DATA SHOWN =>
§
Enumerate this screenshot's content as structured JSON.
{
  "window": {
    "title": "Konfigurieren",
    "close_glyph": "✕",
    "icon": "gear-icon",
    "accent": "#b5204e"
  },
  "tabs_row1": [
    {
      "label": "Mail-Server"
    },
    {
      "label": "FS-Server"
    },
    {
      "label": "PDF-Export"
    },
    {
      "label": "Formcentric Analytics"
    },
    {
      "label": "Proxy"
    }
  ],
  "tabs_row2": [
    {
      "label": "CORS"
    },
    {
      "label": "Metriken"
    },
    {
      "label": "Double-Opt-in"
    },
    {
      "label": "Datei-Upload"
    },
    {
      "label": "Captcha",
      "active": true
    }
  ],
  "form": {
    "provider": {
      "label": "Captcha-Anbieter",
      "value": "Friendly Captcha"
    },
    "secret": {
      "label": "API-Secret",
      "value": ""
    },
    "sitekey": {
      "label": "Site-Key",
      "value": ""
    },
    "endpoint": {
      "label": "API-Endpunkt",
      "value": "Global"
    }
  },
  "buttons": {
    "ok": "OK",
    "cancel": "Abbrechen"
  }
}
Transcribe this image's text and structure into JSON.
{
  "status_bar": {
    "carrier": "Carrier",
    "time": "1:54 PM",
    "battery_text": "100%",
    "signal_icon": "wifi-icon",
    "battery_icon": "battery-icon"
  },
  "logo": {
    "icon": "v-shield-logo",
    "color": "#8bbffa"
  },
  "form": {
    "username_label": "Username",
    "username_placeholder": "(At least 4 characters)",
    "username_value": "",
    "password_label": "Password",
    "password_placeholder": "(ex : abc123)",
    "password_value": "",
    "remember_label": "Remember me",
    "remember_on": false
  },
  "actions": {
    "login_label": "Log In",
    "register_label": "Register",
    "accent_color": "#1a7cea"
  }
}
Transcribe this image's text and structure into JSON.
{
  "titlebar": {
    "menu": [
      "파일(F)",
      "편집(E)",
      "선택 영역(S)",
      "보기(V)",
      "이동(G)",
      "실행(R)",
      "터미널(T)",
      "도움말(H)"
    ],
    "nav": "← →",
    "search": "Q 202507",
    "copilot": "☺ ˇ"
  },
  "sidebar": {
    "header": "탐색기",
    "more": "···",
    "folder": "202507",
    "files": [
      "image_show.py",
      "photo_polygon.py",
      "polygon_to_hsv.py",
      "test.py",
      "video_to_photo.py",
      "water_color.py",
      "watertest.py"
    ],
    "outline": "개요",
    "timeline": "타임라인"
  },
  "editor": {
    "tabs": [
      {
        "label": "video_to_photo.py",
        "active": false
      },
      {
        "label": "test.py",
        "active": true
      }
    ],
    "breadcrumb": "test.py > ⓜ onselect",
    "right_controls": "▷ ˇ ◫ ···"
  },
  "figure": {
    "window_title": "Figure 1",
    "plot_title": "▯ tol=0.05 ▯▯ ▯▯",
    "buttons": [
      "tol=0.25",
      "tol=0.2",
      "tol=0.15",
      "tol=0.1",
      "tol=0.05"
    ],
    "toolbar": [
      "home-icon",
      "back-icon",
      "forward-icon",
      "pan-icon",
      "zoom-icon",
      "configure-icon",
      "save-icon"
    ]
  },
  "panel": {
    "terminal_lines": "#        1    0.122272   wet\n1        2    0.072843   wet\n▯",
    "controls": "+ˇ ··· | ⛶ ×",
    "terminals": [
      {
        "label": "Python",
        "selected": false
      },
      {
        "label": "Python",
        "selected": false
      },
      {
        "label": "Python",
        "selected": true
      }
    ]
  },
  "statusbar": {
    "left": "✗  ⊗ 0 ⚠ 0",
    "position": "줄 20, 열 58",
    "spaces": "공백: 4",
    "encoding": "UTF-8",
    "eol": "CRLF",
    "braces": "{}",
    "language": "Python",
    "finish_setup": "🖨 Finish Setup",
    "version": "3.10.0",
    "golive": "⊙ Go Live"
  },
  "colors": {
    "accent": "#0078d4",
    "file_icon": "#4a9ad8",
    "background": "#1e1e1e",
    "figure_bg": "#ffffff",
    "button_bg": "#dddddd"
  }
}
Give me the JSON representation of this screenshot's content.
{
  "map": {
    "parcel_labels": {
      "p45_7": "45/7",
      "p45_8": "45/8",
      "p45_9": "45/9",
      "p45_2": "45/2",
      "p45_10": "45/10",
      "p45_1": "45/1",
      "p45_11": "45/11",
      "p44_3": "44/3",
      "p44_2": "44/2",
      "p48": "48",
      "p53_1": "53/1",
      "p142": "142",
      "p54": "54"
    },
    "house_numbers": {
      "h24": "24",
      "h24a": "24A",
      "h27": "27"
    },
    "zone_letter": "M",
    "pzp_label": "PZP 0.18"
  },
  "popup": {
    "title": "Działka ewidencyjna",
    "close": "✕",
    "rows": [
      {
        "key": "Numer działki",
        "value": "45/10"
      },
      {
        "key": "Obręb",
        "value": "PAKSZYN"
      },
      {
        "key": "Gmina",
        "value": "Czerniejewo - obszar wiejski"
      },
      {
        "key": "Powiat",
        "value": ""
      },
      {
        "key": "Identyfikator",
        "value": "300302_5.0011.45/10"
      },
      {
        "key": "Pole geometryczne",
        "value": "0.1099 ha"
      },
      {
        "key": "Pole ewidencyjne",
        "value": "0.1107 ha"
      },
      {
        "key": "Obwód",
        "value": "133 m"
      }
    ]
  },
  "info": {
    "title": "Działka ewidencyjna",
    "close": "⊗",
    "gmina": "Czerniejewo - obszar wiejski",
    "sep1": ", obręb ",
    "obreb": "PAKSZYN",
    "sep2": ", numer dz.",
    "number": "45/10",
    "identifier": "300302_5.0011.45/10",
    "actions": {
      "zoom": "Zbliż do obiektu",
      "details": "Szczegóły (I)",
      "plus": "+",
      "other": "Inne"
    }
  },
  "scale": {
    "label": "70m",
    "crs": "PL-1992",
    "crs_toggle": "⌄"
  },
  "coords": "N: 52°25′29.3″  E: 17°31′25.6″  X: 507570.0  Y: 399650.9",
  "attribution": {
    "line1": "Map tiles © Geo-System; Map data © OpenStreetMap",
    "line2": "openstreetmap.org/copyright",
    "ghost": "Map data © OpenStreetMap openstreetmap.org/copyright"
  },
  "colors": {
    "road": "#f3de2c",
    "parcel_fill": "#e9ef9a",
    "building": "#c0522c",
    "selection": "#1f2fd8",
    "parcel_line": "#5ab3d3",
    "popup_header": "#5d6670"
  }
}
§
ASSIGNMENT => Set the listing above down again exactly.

TASK ANSWER =>
Enumerate this screenshot's content as structured JSON.
{
  "window": {
    "title": "Konfigurieren",
    "close_glyph": "✕",
    "icon": "gear-icon",
    "accent": "#b5204e"
  },
  "tabs_row1": [
    {
      "label": "Mail-Server"
    },
    {
      "label": "FS-Server"
    },
    {
      "label": "PDF-Export"
    },
    {
      "label": "Formcentric Analytics"
    },
    {
      "label": "Proxy"
    }
  ],
  "tabs_row2": [
    {
      "label": "CORS"
    },
    {
      "label": "Metriken"
    },
    {
      "label": "Double-Opt-in"
    },
    {
      "label": "Datei-Upload"
    },
    {
      "label": "Captcha",
      "active": true
    }
  ],
  "form": {
    "provider": {
      "label": "Captcha-Anbieter",
      "value": "Friendly Captcha"
    },
    "secret": {
      "label": "API-Secret",
      "value": ""
    },
    "sitekey": {
      "label": "Site-Key",
      "value": ""
    },
    "endpoint": {
      "label": "API-Endpunkt",
      "value": "Global"
    }
  },
  "buttons": {
    "ok": "OK",
    "cancel": "Abbrechen"
  }
}
Transcribe this image's text and structure into JSON.
{
  "status_bar": {
    "carrier": "Carrier",
    "time": "1:54 PM",
    "battery_text": "100%",
    "signal_icon": "wifi-icon",
    "battery_icon": "battery-icon"
  },
  "logo": {
    "icon": "v-shield-logo",
    "color": "#8bbffa"
  },
  "form": {
    "username_label": "Username",
    "username_placeholder": "(At least 4 characters)",
    "username_value": "",
    "password_label": "Password",
    "password_placeholder": "(ex : abc123)",
    "password_value": "",
    "remember_label": "Remember me",
    "remember_on": false
  },
  "actions": {
    "login_label": "Log In",
    "register_label": "Register",
    "accent_color": "#1a7cea"
  }
}
Transcribe this image's text and structure into JSON.
{
  "titlebar": {
    "menu": [
      "파일(F)",
      "편집(E)",
      "선택 영역(S)",
      "보기(V)",
      "이동(G)",
      "실행(R)",
      "터미널(T)",
      "도움말(H)"
    ],
    "nav": "← →",
    "search": "Q 202507",
    "copilot": "☺ ˇ"
  },
  "sidebar": {
    "header": "탐색기",
    "more": "···",
    "folder": "202507",
    "files": [
      "image_show.py",
      "photo_polygon.py",
      "polygon_to_hsv.py",
      "test.py",
      "video_to_photo.py",
      "water_color.py",
      "watertest.py"
    ],
    "outline": "개요",
    "timeline": "타임라인"
  },
  "editor": {
    "tabs": [
      {
        "label": "video_to_photo.py",
        "active": false
      },
      {
        "label": "test.py",
        "active": true
      }
    ],
    "breadcrumb": "test.py > ⓜ onselect",
    "right_controls": "▷ ˇ ◫ ···"
  },
  "figure": {
    "window_title": "Figure 1",
    "plot_title": "▯ tol=0.05 ▯▯ ▯▯",
    "buttons": [
      "tol=0.25",
      "tol=0.2",
      "tol=0.15",
      "tol=0.1",
      "tol=0.05"
    ],
    "toolbar": [
      "home-icon",
      "back-icon",
      "forward-icon",
      "pan-icon",
      "zoom-icon",
      "configure-icon",
      "save-icon"
    ]
  },
  "panel": {
    "terminal_lines": "#        1    0.122272   wet\n1        2    0.072843   wet\n▯",
    "controls": "+ˇ ··· | ⛶ ×",
    "terminals": [
      {
        "label": "Python",
        "selected": false
      },
      {
        "label": "Python",
        "selected": false
      },
      {
        "label": "Python",
        "selected": true
      }
    ]
  },
  "statusbar": {
    "left": "✗  ⊗ 0 ⚠ 0",
    "position": "줄 20, 열 58",
    "spaces": "공백: 4",
    "encoding": "UTF-8",
    "eol": "CRLF",
    "braces": "{}",
    "language": "Python",
    "finish_setup": "🖨 Finish Setup",
    "version": "3.10.0",
    "golive": "⊙ Go Live"
  },
  "colors": {
    "accent": "#0078d4",
    "file_icon": "#4a9ad8",
    "background": "#1e1e1e",
    "figure_bg": "#ffffff",
    "button_bg": "#dddddd"
  }
}
Give me the JSON representation of this screenshot's content.
{
  "map": {
    "parcel_labels": {
      "p45_7": "45/7",
      "p45_8": "45/8",
      "p45_9": "45/9",
      "p45_2": "45/2",
      "p45_10": "45/10",
      "p45_1": "45/1",
      "p45_11": "45/11",
      "p44_3": "44/3",
      "p44_2": "44/2",
      "p48": "48",
      "p53_1": "53/1",
      "p142": "142",
      "p54": "54"
    },
    "house_numbers": {
      "h24": "24",
      "h24a": "24A",
      "h27": "27"
    },
    "zone_letter": "M",
    "pzp_label": "PZP 0.18"
  },
  "popup": {
    "title": "Działka ewidencyjna",
    "close": "✕",
    "rows": [
      {
        "key": "Numer działki",
        "value": "45/10"
      },
      {
        "key": "Obręb",
        "value": "PAKSZYN"
      },
      {
        "key": "Gmina",
        "value": "Czerniejewo - obszar wiejski"
      },
      {
        "key": "Powiat",
        "value": ""
      },
      {
        "key": "Identyfikator",
        "value": "300302_5.0011.45/10"
      },
      {
        "key": "Pole geometryczne",
        "value": "0.1099 ha"
      },
      {
        "key": "Pole ewidencyjne",
        "value": "0.1107 ha"
      },
      {
        "key": "Obwód",
        "value": "133 m"
      }
    ]
  },
  "info": {
    "title": "Działka ewidencyjna",
    "close": "⊗",
    "gmina": "Czerniejewo - obszar wiejski",
    "sep1": ", obręb ",
    "obreb": "PAKSZYN",
    "sep2": ", numer dz.",
    "number": "45/10",
    "identifier": "300302_5.0011.45/10",
    "actions": {
      "zoom": "Zbliż do obiektu",
      "details": "Szczegóły (I)",
      "plus": "+",
      "other": "Inne"
    }
  },
  "scale": {
    "label": "70m",
    "crs": "PL-1992",
    "crs_toggle": "⌄"
  },
  "coords": "N: 52°25′29.3″  E: 17°31′25.6″  X: 507570.0  Y: 399650.9",
  "attribution": {
    "line1": "Map tiles © Geo-System; Map data © OpenStreetMap",
    "line2": "openstreetmap.org/copyright",
    "ghost": "Map data © OpenStreetMap openstreetmap.org/copyright"
  },
  "colors": {
    "road": "#f3de2c",
    "parcel_fill": "#e9ef9a",
    "building": "#c0522c",
    "selection": "#1f2fd8",
    "parcel_line": "#5ab3d3",
    "popup_header": "#5d6670"
  }
}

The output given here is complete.